Jon Favreau’s dark reboot screens like a terrorized tale drained of humor, compared to Wolfgang Reitherman’s amiable 1967 feature.
Steve Hulett recounts his experiences working on “Oliver & Company” and the unexpected tragedy that happened during its production.
Though the work that animators create is often exhilarating, the actual process of animating, which involves sitting at a desk for hours …
Don Bluth smiled at me. “I wouldn’t worry about being laid off from Disney’s, Steve. Nobody gets laid off around here. When somebody messes up, the studio just sends them to WED.”
My wrestling match with Ken Anderson now over, I returned once more to Wolfgang “Woolie” Reitherman and Larry Clemmons, working on the story end of “The Fox and the Hound.”
I was back in Don Duckwall’s office, exchanging insincere smiles with him. I had been on “The Fox and the Hound” with Larry, Woolie, and everybody else for half a year. But now Don wanted me to go on another assignment.
Larry had me writing sequence scripts for “The Fox and the Hound,” which turned out to be my assignment for the next six months. Part of the package was attending Woolie Reitherman’s marathon story sessions, which often left me drained and dazed. There were also Woolie’s marathon take-selection meetings, which left me drained and bewildered.
Disney’s head animation writer in 1977 was cartoon veteran Larry Clemmons, who had first been hired at the studio in 1930. At the time of his hiring, he was a Yale graduate with a degree in architecture, but an Ivy League education was of little value in 1930 when the economy was collapsing…and few buildings were being erected.

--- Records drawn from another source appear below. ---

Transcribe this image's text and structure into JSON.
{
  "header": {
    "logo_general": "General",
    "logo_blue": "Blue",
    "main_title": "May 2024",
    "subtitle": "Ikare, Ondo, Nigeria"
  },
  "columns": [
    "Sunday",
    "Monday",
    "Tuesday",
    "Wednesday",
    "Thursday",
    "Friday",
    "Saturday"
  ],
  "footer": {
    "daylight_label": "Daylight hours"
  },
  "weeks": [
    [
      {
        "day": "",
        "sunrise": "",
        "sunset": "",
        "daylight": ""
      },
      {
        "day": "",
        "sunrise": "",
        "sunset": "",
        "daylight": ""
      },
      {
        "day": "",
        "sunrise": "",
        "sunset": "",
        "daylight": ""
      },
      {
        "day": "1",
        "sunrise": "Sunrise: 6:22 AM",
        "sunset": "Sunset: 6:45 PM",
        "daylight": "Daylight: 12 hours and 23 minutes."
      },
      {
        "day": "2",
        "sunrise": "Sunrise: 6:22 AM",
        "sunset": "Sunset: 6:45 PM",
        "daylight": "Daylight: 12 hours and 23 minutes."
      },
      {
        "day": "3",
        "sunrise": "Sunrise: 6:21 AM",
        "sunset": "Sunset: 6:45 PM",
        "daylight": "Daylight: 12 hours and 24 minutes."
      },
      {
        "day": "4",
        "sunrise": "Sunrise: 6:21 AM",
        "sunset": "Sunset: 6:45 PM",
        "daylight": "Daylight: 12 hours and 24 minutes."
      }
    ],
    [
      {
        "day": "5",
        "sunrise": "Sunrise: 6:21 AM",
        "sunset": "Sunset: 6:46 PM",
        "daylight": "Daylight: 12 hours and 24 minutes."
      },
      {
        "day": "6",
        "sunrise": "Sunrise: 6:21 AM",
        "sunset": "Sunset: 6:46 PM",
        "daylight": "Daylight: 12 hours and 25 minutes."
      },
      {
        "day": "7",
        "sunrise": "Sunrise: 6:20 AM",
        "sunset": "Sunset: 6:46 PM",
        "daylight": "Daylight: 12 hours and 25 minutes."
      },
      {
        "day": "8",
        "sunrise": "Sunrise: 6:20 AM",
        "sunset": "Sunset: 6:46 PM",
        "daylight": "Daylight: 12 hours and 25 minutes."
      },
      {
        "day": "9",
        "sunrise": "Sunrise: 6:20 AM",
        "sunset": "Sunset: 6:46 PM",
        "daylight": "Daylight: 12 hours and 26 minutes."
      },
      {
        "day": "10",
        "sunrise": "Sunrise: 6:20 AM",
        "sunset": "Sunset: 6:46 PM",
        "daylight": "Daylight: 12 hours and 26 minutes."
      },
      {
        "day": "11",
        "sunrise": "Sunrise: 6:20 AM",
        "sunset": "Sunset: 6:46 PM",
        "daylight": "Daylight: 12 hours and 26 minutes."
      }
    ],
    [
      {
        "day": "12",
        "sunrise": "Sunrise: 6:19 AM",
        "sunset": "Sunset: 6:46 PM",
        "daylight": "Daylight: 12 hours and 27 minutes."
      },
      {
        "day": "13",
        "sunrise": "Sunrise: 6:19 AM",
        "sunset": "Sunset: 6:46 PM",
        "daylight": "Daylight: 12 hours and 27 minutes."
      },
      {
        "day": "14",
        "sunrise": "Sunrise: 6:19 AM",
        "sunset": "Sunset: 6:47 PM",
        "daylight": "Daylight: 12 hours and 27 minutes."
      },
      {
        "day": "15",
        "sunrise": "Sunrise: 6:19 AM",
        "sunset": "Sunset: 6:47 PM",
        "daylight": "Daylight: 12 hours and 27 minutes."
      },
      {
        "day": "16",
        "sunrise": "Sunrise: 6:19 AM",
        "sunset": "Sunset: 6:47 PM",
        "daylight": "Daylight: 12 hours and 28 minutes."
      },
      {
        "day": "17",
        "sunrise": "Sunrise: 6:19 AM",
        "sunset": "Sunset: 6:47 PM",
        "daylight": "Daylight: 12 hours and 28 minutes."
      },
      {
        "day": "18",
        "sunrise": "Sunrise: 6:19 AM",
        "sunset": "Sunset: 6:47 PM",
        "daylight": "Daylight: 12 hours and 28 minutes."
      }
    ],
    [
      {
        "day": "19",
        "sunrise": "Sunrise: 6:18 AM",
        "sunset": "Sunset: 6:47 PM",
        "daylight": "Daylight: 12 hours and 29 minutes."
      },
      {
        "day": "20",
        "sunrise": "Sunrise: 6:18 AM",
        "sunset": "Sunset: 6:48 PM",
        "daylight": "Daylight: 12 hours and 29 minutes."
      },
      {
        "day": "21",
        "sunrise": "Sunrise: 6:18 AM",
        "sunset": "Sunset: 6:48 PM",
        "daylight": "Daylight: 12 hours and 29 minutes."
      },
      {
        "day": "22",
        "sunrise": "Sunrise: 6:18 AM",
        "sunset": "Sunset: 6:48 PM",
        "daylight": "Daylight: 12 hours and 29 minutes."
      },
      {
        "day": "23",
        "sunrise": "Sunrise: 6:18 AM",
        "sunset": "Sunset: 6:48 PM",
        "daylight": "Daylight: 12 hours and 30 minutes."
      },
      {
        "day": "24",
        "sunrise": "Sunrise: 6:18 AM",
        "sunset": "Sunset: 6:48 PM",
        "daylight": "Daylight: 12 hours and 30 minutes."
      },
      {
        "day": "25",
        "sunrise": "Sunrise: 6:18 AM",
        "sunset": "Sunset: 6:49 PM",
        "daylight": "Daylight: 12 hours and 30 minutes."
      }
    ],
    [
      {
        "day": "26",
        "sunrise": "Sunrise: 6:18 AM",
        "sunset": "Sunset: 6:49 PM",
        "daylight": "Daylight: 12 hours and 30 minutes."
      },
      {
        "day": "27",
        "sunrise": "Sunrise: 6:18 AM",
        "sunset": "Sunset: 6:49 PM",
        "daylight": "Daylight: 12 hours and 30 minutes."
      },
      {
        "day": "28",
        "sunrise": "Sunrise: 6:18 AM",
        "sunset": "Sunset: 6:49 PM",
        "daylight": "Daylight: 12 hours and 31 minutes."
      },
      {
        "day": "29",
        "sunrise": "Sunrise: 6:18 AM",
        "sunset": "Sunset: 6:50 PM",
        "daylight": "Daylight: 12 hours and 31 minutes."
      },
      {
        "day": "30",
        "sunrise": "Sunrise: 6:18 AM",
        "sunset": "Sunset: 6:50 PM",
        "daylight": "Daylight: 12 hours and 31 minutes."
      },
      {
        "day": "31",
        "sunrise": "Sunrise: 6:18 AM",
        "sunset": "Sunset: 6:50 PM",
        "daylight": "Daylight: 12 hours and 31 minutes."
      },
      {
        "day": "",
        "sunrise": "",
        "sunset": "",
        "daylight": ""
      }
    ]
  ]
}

He was one very lucky artist.
The pet project of UP director and flipbook aficionado Pete Docter: a packaged boxed-set of nine flipbooks.
Swiss animator Oswald Iten has written an enlightening analysis of the different approaches to narrative and characterization used by the …